Wheaton to Roundtable: We Are in Uncharted Waters
Economist, William C. Wheaton, speaking to industry leaders at a meeting of the Real Estate Roundtable in January, characterized overall real estate market performance as weak but not dangerously so, although he added a caveat because the cause of the weakness is unusual. He explained, "This time the market malaise is caused by a sharp reduction in property demand rather than chronic overbuilding. The reduction is the result of a sudden contraction in business investment and hits office and industrial properties the most. Nothing like this has happened in the post-World War II economy and so we are a bit in uncharted waters."
He went on to reassure listeners, "We expect a quick turn around in apartments--12 months or so; and little impact on retail. Office and industrial rents will not start rising for a year.
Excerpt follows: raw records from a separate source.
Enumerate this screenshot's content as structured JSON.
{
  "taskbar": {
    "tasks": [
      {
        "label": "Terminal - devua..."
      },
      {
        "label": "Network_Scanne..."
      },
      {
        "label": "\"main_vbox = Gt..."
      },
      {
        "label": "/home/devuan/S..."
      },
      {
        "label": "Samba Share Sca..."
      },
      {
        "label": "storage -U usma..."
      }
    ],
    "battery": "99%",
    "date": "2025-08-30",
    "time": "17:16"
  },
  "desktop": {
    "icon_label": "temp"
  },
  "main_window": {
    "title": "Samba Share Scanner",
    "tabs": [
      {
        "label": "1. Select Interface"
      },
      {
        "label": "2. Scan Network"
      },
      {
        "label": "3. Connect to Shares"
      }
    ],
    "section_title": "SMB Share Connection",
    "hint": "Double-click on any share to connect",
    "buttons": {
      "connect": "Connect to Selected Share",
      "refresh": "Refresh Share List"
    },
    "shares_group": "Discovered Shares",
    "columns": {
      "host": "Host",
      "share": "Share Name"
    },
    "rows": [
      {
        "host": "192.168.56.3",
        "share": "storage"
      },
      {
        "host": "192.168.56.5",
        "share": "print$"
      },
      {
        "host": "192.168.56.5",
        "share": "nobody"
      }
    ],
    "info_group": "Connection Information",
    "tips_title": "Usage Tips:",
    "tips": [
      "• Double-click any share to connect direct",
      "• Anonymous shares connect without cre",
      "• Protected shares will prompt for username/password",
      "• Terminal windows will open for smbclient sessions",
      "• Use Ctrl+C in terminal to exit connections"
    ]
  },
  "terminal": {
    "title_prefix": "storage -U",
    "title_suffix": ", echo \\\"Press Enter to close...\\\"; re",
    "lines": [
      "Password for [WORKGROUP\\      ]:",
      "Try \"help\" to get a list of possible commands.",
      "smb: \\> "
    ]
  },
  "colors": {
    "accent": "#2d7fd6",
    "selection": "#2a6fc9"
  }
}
Property income in these sector will therefore decline gradually and steadily for the next four years. Cap rates should rise slightly rather than fall, as some analysts have suggested. Real estate is an attractive asset class, but not that attractive. Investment performance over the next few years will be weak but still positive."
The slides illustrating his presentation may be downloaded (pdf, 1M).